Interior Ministry spokesman Shota Utiashvili told AP late on August 24 that earlier this week "a Russian plane was fired on over Upper Abkhazia."
Utiashvili said residents reported hearing "an explosion" after Georgian forces fired on the plane near the breakaway region of Abkhazia. Utiashvili said he could not confirm if the plane was hit.
Reuters quoted the region's de facto foreign minister, Sergei Shamba, as confirming today that an unidentified plane went down over its territory this week. He said the plane came from the Black Sea and went down in the mountains of Upper Abkhazia, a Georgian-controlled region that includes parts of the Kodori Gorge.
"We believe it was a Georgian plane," Shamba told the news agency. "It has in the past repeatedly violated our airspace. It went down by itself, no one downed it."
Russian Air Force spokesman Aleksandr Drobyshevsky dismissed suggestions that it might have been a Russian jet as the latest "provocation" against Russia.
Interfax, meanwhile, quoted the head of Abkhazia's general staff, Anatoly Zaitsev, as saying the aircraft might have been a U.S. spy plane.
Georgian investigators have been dispatched to the Kodori Gorge to examine whether a plane was downed in the region.
Georgian television is citing two Kodori residents as saying they could see smoke above what they believed was a crash site.
Accusations Adding Up
On August 22, Georgia's Foreign Ministry said in a statement published on its official website that a fighter jet flying from Russia twice violated Georgian airspace on August 21.
Georgian antiaircraft systems tracked the incursions, which took place in the country's breakaway Abkhazia region. Russian Defense Ministry spokesman Vyacheslav Sedov, speaking to Reuters, denied the accusation.

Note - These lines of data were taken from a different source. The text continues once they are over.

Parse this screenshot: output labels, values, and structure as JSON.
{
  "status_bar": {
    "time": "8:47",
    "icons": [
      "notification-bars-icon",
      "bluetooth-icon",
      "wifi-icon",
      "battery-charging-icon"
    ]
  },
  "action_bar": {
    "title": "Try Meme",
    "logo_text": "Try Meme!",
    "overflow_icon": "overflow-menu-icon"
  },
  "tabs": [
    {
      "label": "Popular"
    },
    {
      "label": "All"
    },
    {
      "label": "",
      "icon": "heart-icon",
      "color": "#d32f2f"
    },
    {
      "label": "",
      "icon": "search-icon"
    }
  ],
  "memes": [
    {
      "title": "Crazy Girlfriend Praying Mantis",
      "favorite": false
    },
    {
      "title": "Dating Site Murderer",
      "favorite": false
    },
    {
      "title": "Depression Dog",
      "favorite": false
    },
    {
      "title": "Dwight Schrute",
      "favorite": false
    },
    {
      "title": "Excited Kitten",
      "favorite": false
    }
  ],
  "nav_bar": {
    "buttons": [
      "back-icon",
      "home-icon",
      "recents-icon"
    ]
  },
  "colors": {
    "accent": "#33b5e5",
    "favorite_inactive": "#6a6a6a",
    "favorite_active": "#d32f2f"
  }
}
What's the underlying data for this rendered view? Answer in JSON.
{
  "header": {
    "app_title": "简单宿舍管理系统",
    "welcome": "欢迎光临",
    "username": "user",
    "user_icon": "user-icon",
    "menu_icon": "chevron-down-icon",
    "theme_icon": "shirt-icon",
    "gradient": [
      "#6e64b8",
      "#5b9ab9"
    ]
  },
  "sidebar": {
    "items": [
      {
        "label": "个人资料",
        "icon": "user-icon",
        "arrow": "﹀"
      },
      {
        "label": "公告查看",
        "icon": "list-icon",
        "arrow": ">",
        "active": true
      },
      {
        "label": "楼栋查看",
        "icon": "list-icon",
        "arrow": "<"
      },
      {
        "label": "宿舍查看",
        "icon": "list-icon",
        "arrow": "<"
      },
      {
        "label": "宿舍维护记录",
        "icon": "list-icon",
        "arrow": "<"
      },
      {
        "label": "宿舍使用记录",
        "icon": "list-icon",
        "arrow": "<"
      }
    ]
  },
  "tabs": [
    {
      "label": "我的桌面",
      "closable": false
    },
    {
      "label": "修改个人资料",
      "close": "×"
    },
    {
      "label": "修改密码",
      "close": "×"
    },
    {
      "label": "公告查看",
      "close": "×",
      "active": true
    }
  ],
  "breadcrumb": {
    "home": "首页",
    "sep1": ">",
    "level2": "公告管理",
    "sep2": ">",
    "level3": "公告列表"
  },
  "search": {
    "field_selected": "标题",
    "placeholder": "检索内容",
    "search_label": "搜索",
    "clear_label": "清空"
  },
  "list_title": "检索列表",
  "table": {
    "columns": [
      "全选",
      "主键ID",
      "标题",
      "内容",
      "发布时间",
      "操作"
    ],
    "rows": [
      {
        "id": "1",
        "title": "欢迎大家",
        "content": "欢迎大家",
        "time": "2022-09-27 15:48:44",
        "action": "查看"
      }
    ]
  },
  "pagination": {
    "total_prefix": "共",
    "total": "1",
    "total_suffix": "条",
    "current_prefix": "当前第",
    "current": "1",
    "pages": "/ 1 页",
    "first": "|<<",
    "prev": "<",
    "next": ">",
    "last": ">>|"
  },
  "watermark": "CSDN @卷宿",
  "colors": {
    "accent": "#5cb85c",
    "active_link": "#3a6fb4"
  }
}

The Foreign Ministry statement said an official note of protest demanding an explanation had been sent to Russia's Foreign Ministry.
Georgian Deputy Defense Minister Batu Kutelia said on August 22 that nine such violations had been recorded over the past three months.
The most serious claim came at the beginning of August, when Georgia claimed that a military jet entered its airspace from Russia and dropped or jettisoned a bomb near a village located near Georgia's border with its breakaway region of South Ossetia.
Georgia's claim has been supported by two teams of international experts, but Russia has countered that Georgia fabricated the incident for political reasons.
(RFE/RL, agency reports)